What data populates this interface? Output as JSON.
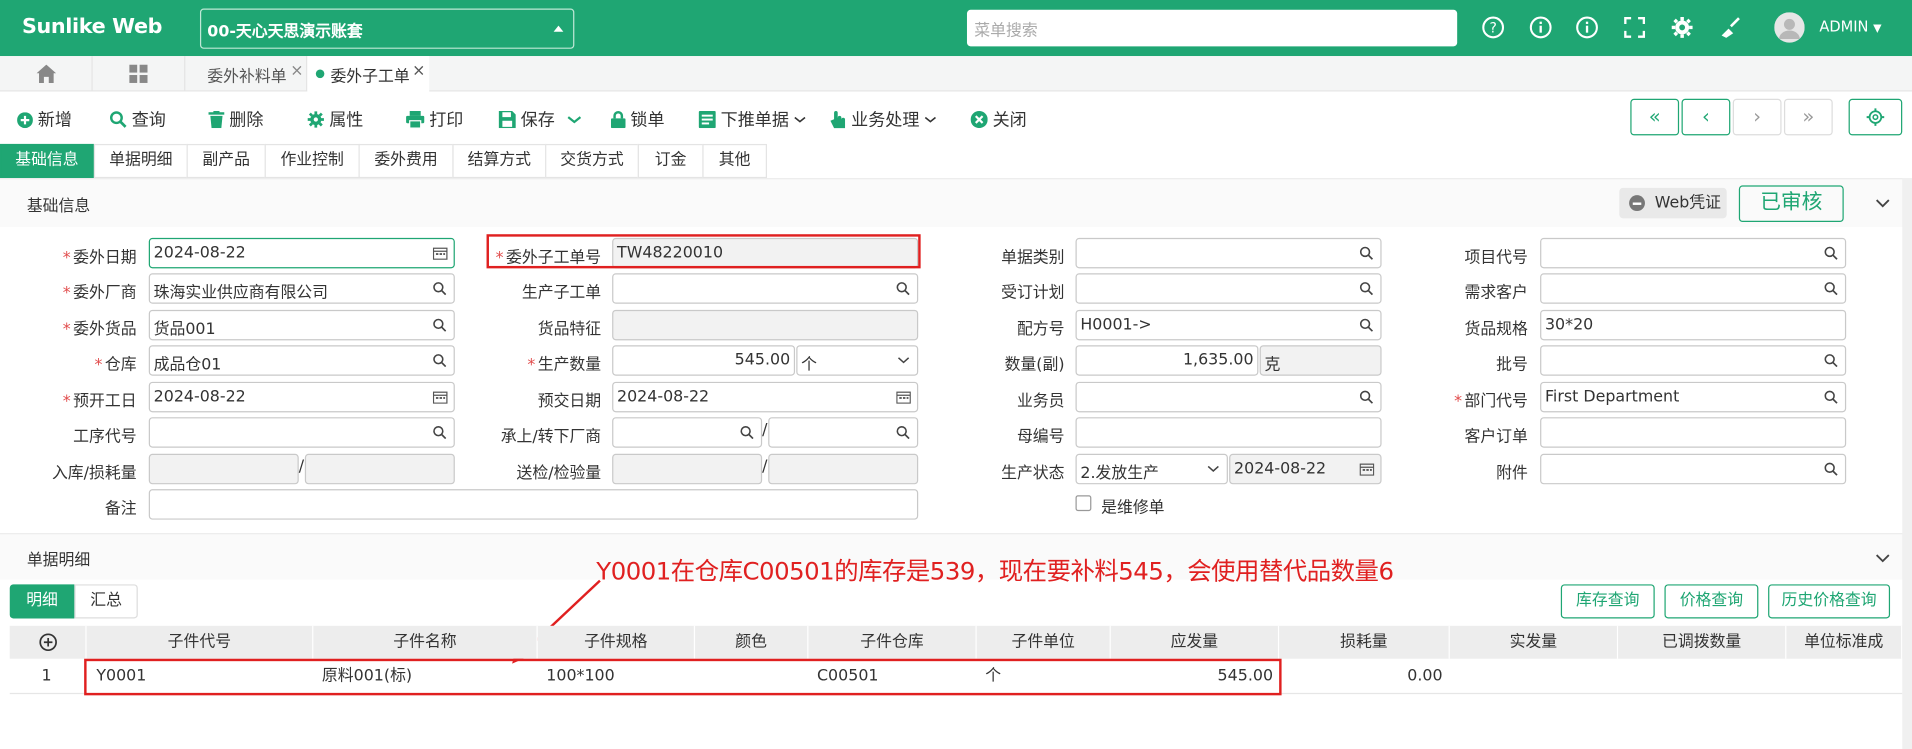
{
  "app": {
    "title": "Sunlike Web",
    "account": "00-天心天思演示账套",
    "search_placeholder": "菜单搜索",
    "user": "ADMIN"
  },
  "doc_tabs": [
    {
      "label": "委外补料单"
    },
    {
      "label": "委外子工单"
    }
  ],
  "toolbar": {
    "new": "新增",
    "query": "查询",
    "delete": "删除",
    "props": "属性",
    "print": "打印",
    "save": "保存",
    "lock": "锁单",
    "push": "下推单据",
    "biz": "业务处理",
    "close": "关闭"
  },
  "sub_tabs": [
    "基础信息",
    "单据明细",
    "副产品",
    "作业控制",
    "委外费用",
    "结算方式",
    "交货方式",
    "订金",
    "其他"
  ],
  "section_basic": {
    "title": "基础信息",
    "voucher": "Web凭证",
    "status": "已审核"
  },
  "form": {
    "f1": {
      "label": "委外日期",
      "value": "2024-08-22"
    },
    "f2": {
      "label": "委外厂商",
      "value": "珠海实业供应商有限公司"
    },
    "f3": {
      "label": "委外货品",
      "value": "货品001"
    },
    "f4": {
      "label": "仓库",
      "value": "成品仓01"
    },
    "f5": {
      "label": "预开工日",
      "value": "2024-08-22"
    },
    "f6": {
      "label": "工序代号",
      "value": ""
    },
    "f7": {
      "label": "入库/损耗量",
      "value": ""
    },
    "f8": {
      "label": "备注",
      "value": ""
    },
    "g1": {
      "label": "委外子工单号",
      "value": "TW48220010"
    },
    "g2": {
      "label": "生产子工单",
      "value": ""
    },
    "g3": {
      "label": "货品特征",
      "value": ""
    },
    "g4": {
      "label": "生产数量",
      "value": "545.00",
      "unit": "个"
    },
    "g5": {
      "label": "预交日期",
      "value": "2024-08-22"
    },
    "g6": {
      "label": "承上/转下厂商",
      "value": ""
    },
    "g7": {
      "label": "送检/检验量",
      "value": ""
    },
    "h1": {
      "label": "单据类别",
      "value": ""
    },
    "h2": {
      "label": "受订计划",
      "value": ""
    },
    "h3": {
      "label": "配方号",
      "value": "H0001->"
    },
    "h4": {
      "label": "数量(副)",
      "value": "1,635.00",
      "unit": "克"
    },
    "h5": {
      "label": "业务员",
      "value": ""
    },
    "h6": {
      "label": "母编号",
      "value": ""
    },
    "h7": {
      "label": "生产状态",
      "value": "2.发放生产",
      "date": "2024-08-22"
    },
    "h8": {
      "label": "是维修单"
    },
    "i1": {
      "label": "项目代号",
      "value": ""
    },
    "i2": {
      "label": "需求客户",
      "value": ""
    },
    "i3": {
      "label": "货品规格",
      "value": "30*20"
    },
    "i4": {
      "label": "批号",
      "value": ""
    },
    "i5": {
      "label": "部门代号",
      "value": "First Department"
    },
    "i6": {
      "label": "客户订单",
      "value": ""
    },
    "i7": {
      "label": "附件",
      "value": ""
    }
  },
  "detail": {
    "title": "单据明细",
    "tabs": [
      "明细",
      "汇总"
    ],
    "buttons": [
      "库存查询",
      "价格查询",
      "历史价格查询"
    ],
    "annotation": "Y0001在仓库C00501的库存是539，现在要补料545，会使用替代品数量6",
    "columns": [
      "子件代号",
      "子件名称",
      "子件规格",
      "颜色",
      "子件仓库",
      "子件单位",
      "应发量",
      "损耗量",
      "实发量",
      "已调拨数量",
      "单位标准成"
    ],
    "rows": [
      {
        "no": "1",
        "code": "Y0001",
        "name": "原料001(标)",
        "spec": "100*100",
        "color": "",
        "wh": "C00501",
        "unit": "个",
        "qty": "545.00",
        "loss": "0.00",
        "actual": "",
        "moved": "",
        "cost": ""
      }
    ]
  },
  "colors": {
    "brand": "#1fa673",
    "required": "#e14b4b",
    "annotation": "#e02020"
  }
}
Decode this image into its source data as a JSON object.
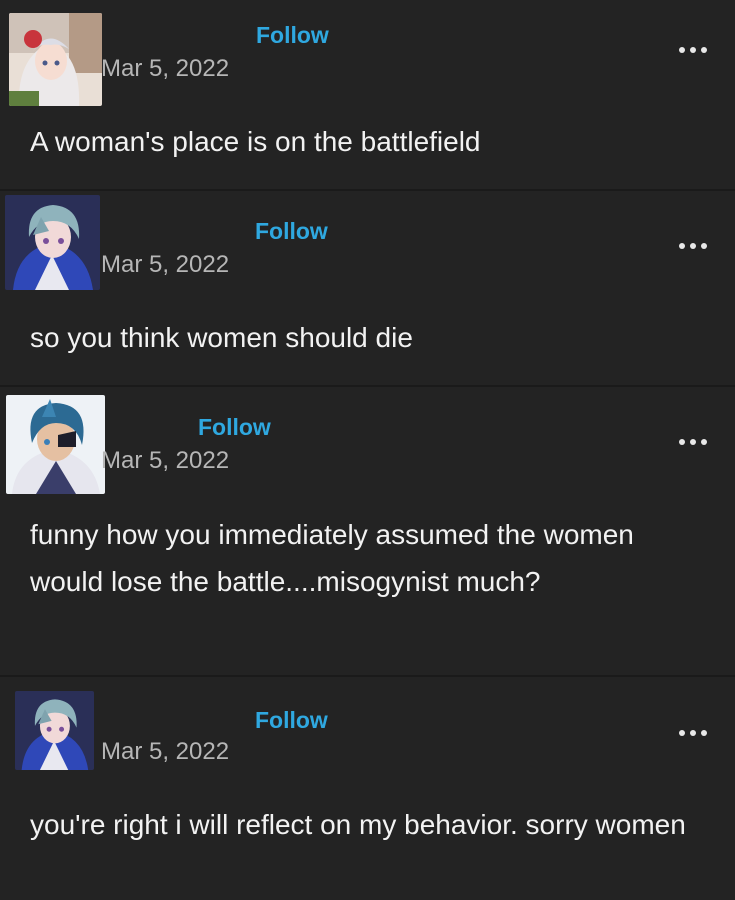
{
  "posts": [
    {
      "avatar": "noelle-avatar",
      "follow_label": "Follow",
      "date": "Mar 5, 2022",
      "more_icon": "ellipsis-icon",
      "text": "A woman's place is on the battlefield"
    },
    {
      "avatar": "scaramouche-avatar",
      "follow_label": "Follow",
      "date": "Mar 5, 2022",
      "more_icon": "ellipsis-icon",
      "text": "so you think women should die"
    },
    {
      "avatar": "kaeya-avatar",
      "follow_label": "Follow",
      "date": "Mar 5, 2022",
      "more_icon": "ellipsis-icon",
      "text": "funny how you immediately assumed the women would lose the battle....misogynist much?"
    },
    {
      "avatar": "scaramouche-avatar",
      "follow_label": "Follow",
      "date": "Mar 5, 2022",
      "more_icon": "ellipsis-icon",
      "text": "you're right i will reflect on my behavior. sorry women"
    }
  ],
  "colors": {
    "background": "#232323",
    "link": "#2fa8e0",
    "date": "#b6b6b6",
    "text": "#f2f2f2"
  }
}
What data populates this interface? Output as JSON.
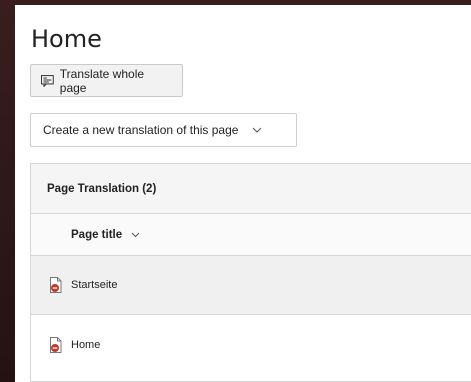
{
  "page": {
    "title": "Home"
  },
  "toolbar": {
    "translate_label": "Translate whole page",
    "translate_icon": "translate-page-icon"
  },
  "translation_select": {
    "selected": "Create a new translation of this page",
    "icon": "chevron-down-icon"
  },
  "translations_panel": {
    "heading": "Page Translation (2)",
    "column_header": "Page title",
    "rows": [
      {
        "title": "Startseite",
        "icon": "page-hidden-icon"
      },
      {
        "title": "Home",
        "icon": "page-hidden-icon"
      }
    ]
  },
  "colors": {
    "panel_bg": "#ffffff",
    "backdrop": "#2a1616",
    "border": "#d6d6d6",
    "icon_badge": "#c0392b"
  }
}
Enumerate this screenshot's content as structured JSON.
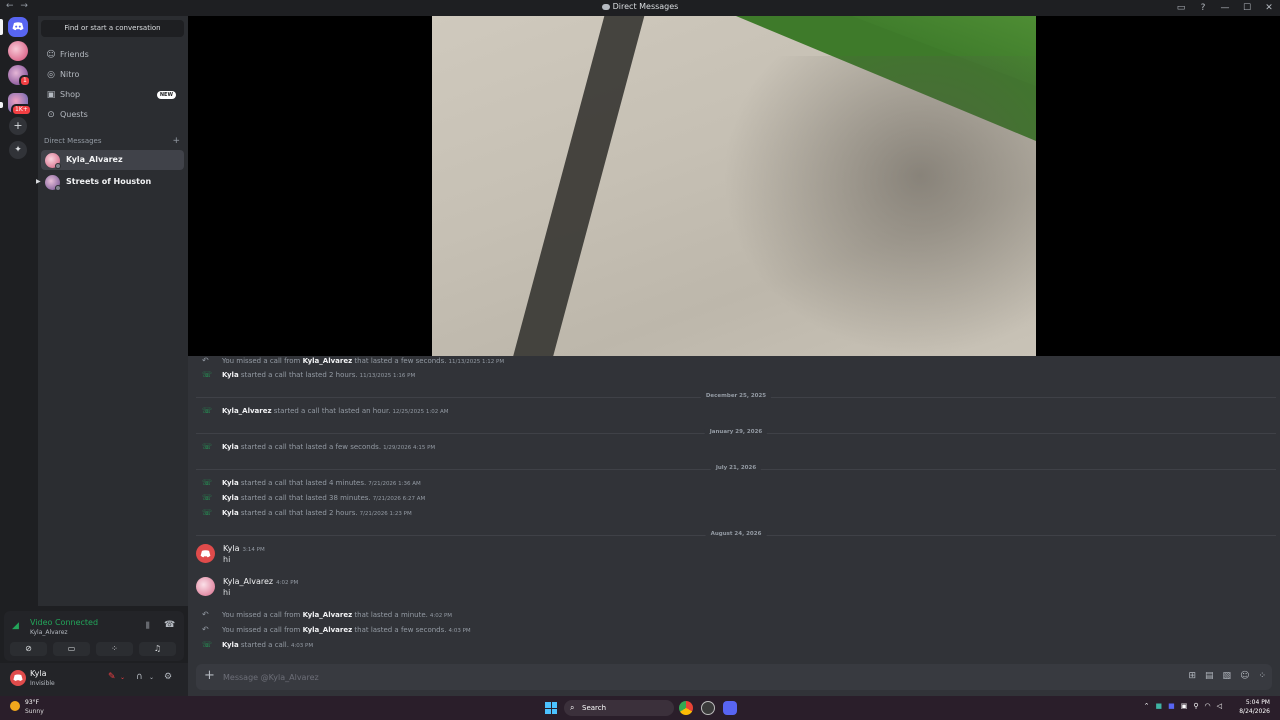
{
  "window": {
    "title": "Direct Messages",
    "back": "←",
    "forward": "→",
    "controls": [
      "▭",
      "?",
      "—",
      "☐",
      "✕"
    ]
  },
  "rail": {
    "badges": [
      "1",
      "1K+"
    ]
  },
  "sidebar": {
    "find_placeholder": "Find or start a conversation",
    "nav": [
      {
        "label": "Friends",
        "icon": "friends-icon"
      },
      {
        "label": "Nitro",
        "icon": "nitro-icon"
      },
      {
        "label": "Shop",
        "icon": "shop-icon",
        "badge": "NEW"
      },
      {
        "label": "Quests",
        "icon": "quests-icon"
      }
    ],
    "dm_header": "Direct Messages",
    "dms": [
      {
        "name": "Kyla_Alvarez"
      },
      {
        "name": "Streets of Houston"
      }
    ]
  },
  "voice": {
    "status": "Video Connected",
    "channel": "Kyla_Alvarez"
  },
  "user": {
    "name": "Kyla",
    "status": "Invisible"
  },
  "messages": {
    "sys1": {
      "pre": "You missed a call from ",
      "who": "Kyla_Alvarez",
      "post": " that lasted a few seconds.",
      "ts": "11/13/2025 1:12 PM"
    },
    "sys2": {
      "who": "Kyla",
      "post": " started a call that lasted 2 hours.",
      "ts": "11/13/2025 1:16 PM"
    },
    "div1": "December 25, 2025",
    "sys3": {
      "who": "Kyla_Alvarez",
      "post": " started a call that lasted an hour.",
      "ts": "12/25/2025 1:02 AM"
    },
    "div2": "January 29, 2026",
    "sys4": {
      "who": "Kyla",
      "post": " started a call that lasted a few seconds.",
      "ts": "1/29/2026 4:15 PM"
    },
    "div3": "July 21, 2026",
    "sys5": {
      "who": "Kyla",
      "post": " started a call that lasted 4 minutes.",
      "ts": "7/21/2026 1:36 AM"
    },
    "sys6": {
      "who": "Kyla",
      "post": " started a call that lasted 38 minutes.",
      "ts": "7/21/2026 6:27 AM"
    },
    "sys7": {
      "who": "Kyla",
      "post": " started a call that lasted 2 hours.",
      "ts": "7/21/2026 1:23 PM"
    },
    "div4": "August 24, 2026",
    "msg1": {
      "author": "Kyla",
      "ts": "3:14 PM",
      "body": "hi"
    },
    "msg2": {
      "author": "Kyla_Alvarez",
      "ts": "4:02 PM",
      "body": "hi"
    },
    "sys8": {
      "pre": "You missed a call from ",
      "who": "Kyla_Alvarez",
      "post": " that lasted a minute.",
      "ts": "4:02 PM"
    },
    "sys9": {
      "pre": "You missed a call from ",
      "who": "Kyla_Alvarez",
      "post": " that lasted a few seconds.",
      "ts": "4:03 PM"
    },
    "sys10": {
      "who": "Kyla",
      "post": " started a call.",
      "ts": "4:03 PM"
    }
  },
  "composer": {
    "placeholder": "Message @Kyla_Alvarez"
  },
  "taskbar": {
    "temp": "93°F",
    "condition": "Sunny",
    "search": "Search",
    "time": "5:04 PM",
    "date": "8/24/2026"
  },
  "colors": {
    "accent": "#5865f2",
    "connected": "#23a55a",
    "danger": "#f23f43"
  }
}
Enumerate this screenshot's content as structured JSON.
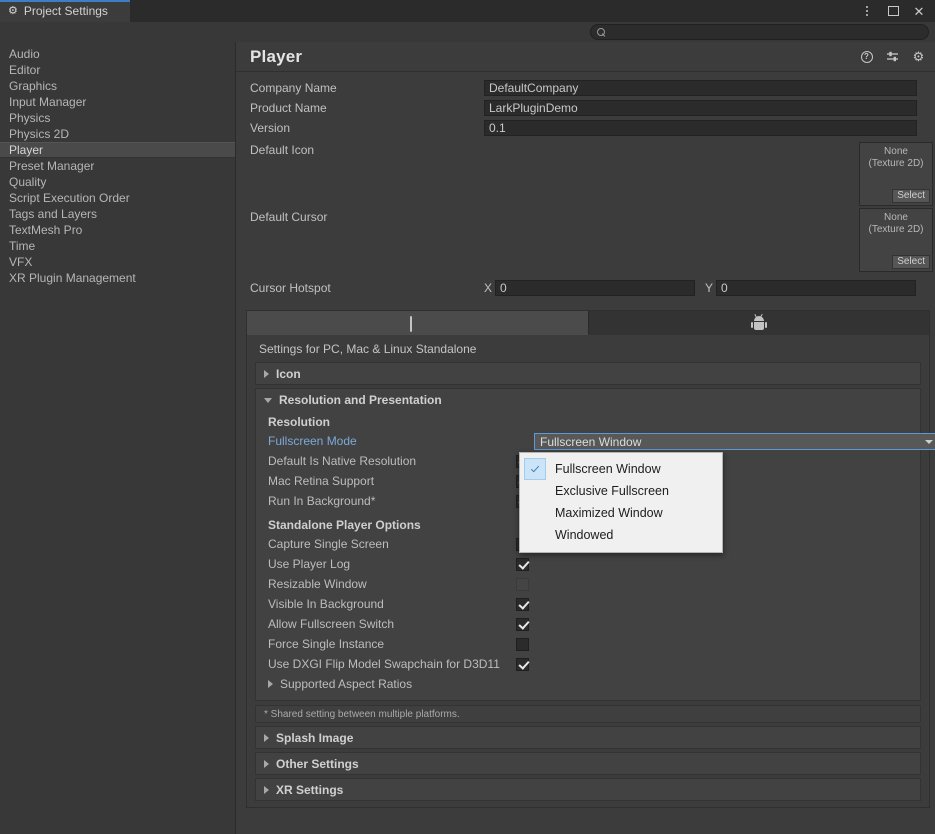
{
  "window": {
    "tab_label": "Project Settings",
    "tab_icon": "gear-icon",
    "controls": {
      "menu": "kebab-menu-icon",
      "maximize": "maximize-icon",
      "close": "close-icon"
    },
    "accent_color": "#3d7ec4"
  },
  "search": {
    "value": "",
    "placeholder": "",
    "icon": "search-icon"
  },
  "sidebar": {
    "items": [
      {
        "label": "Audio",
        "selected": false
      },
      {
        "label": "Editor",
        "selected": false
      },
      {
        "label": "Graphics",
        "selected": false
      },
      {
        "label": "Input Manager",
        "selected": false
      },
      {
        "label": "Physics",
        "selected": false
      },
      {
        "label": "Physics 2D",
        "selected": false
      },
      {
        "label": "Player",
        "selected": true
      },
      {
        "label": "Preset Manager",
        "selected": false
      },
      {
        "label": "Quality",
        "selected": false
      },
      {
        "label": "Script Execution Order",
        "selected": false
      },
      {
        "label": "Tags and Layers",
        "selected": false
      },
      {
        "label": "TextMesh Pro",
        "selected": false
      },
      {
        "label": "Time",
        "selected": false
      },
      {
        "label": "VFX",
        "selected": false
      },
      {
        "label": "XR Plugin Management",
        "selected": false
      }
    ]
  },
  "header": {
    "title": "Player",
    "icons": [
      {
        "name": "help-icon",
        "glyph": "?"
      },
      {
        "name": "preset-icon",
        "glyph": ""
      },
      {
        "name": "settings-gear-icon",
        "glyph": "⚙"
      }
    ]
  },
  "identification": {
    "company_name": {
      "label": "Company Name",
      "value": "DefaultCompany"
    },
    "product_name": {
      "label": "Product Name",
      "value": "LarkPluginDemo"
    },
    "version": {
      "label": "Version",
      "value": "0.1"
    },
    "default_icon": {
      "label": "Default Icon",
      "value": "None",
      "type": "(Texture 2D)",
      "select_label": "Select"
    },
    "default_cursor": {
      "label": "Default Cursor",
      "value": "None",
      "type": "(Texture 2D)",
      "select_label": "Select"
    },
    "cursor_hotspot": {
      "label": "Cursor Hotspot",
      "x_label": "X",
      "x_value": "0",
      "y_label": "Y",
      "y_value": "0"
    }
  },
  "platform_tabs": [
    {
      "name": "standalone",
      "icon": "monitor-icon",
      "active": true
    },
    {
      "name": "android",
      "icon": "android-robot-icon",
      "active": false
    }
  ],
  "platform_caption": "Settings for PC, Mac & Linux Standalone",
  "sections": {
    "icon": {
      "label": "Icon",
      "expanded": false
    },
    "resolution": {
      "label": "Resolution and Presentation",
      "expanded": true,
      "resolution_header": "Resolution",
      "fullscreen_mode": {
        "label": "Fullscreen Mode",
        "value": "Fullscreen Window",
        "options": [
          {
            "label": "Fullscreen Window",
            "selected": true
          },
          {
            "label": "Exclusive Fullscreen",
            "selected": false
          },
          {
            "label": "Maximized Window",
            "selected": false
          },
          {
            "label": "Windowed",
            "selected": false
          }
        ]
      },
      "rows": [
        {
          "label": "Default Is Native Resolution",
          "checked": true,
          "hidden_by_popup": true
        },
        {
          "label": "Mac Retina Support",
          "checked": true,
          "hidden_by_popup": true
        },
        {
          "label": "Run In Background*",
          "checked": true,
          "hidden_by_popup": true
        }
      ],
      "standalone_header": "Standalone Player Options",
      "standalone_rows": [
        {
          "label": "Capture Single Screen",
          "checked": false
        },
        {
          "label": "Use Player Log",
          "checked": true
        },
        {
          "label": "Resizable Window",
          "checked": false
        },
        {
          "label": "Visible In Background",
          "checked": true
        },
        {
          "label": "Allow Fullscreen Switch",
          "checked": true
        },
        {
          "label": "Force Single Instance",
          "checked": false
        },
        {
          "label": "Use DXGI Flip Model Swapchain for D3D11",
          "checked": true
        }
      ],
      "aspect_ratios": {
        "label": "Supported Aspect Ratios",
        "expanded": false
      }
    },
    "note": "* Shared setting between multiple platforms.",
    "splash": {
      "label": "Splash Image",
      "expanded": false
    },
    "other": {
      "label": "Other Settings",
      "expanded": false
    },
    "xr": {
      "label": "XR Settings",
      "expanded": false
    }
  }
}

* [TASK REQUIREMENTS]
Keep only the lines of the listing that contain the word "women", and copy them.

* [COMPLETED EXERCISE]
      "text": "so you think women should die"
      "text": "funny how you immediately assumed the women would lose the battle....misogynist much?"
      "text": "you're right i will reflect on my behavior. sorry women"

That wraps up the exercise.